--- AVAILABLE RECORDS Enclosed Below ---

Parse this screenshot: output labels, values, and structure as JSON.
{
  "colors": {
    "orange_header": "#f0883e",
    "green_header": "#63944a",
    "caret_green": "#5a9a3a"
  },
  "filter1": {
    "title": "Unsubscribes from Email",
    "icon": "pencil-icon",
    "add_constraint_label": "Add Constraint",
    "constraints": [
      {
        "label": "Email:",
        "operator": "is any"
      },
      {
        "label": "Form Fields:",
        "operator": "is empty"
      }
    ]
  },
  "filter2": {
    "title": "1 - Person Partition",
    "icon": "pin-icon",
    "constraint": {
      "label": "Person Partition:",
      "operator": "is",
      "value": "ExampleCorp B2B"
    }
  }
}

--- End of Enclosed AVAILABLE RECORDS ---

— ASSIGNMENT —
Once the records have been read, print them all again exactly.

— TASK RESULT —
Parse this screenshot: output labels, values, and structure as JSON.
{
  "colors": {
    "orange_header": "#f0883e",
    "green_header": "#63944a",
    "caret_green": "#5a9a3a"
  },
  "filter1": {
    "title": "Unsubscribes from Email",
    "icon": "pencil-icon",
    "add_constraint_label": "Add Constraint",
    "constraints": [
      {
        "label": "Email:",
        "operator": "is any"
      },
      {
        "label": "Form Fields:",
        "operator": "is empty"
      }
    ]
  },
  "filter2": {
    "title": "1 - Person Partition",
    "icon": "pin-icon",
    "constraint": {
      "label": "Person Partition:",
      "operator": "is",
      "value": "ExampleCorp B2B"
    }
  }
}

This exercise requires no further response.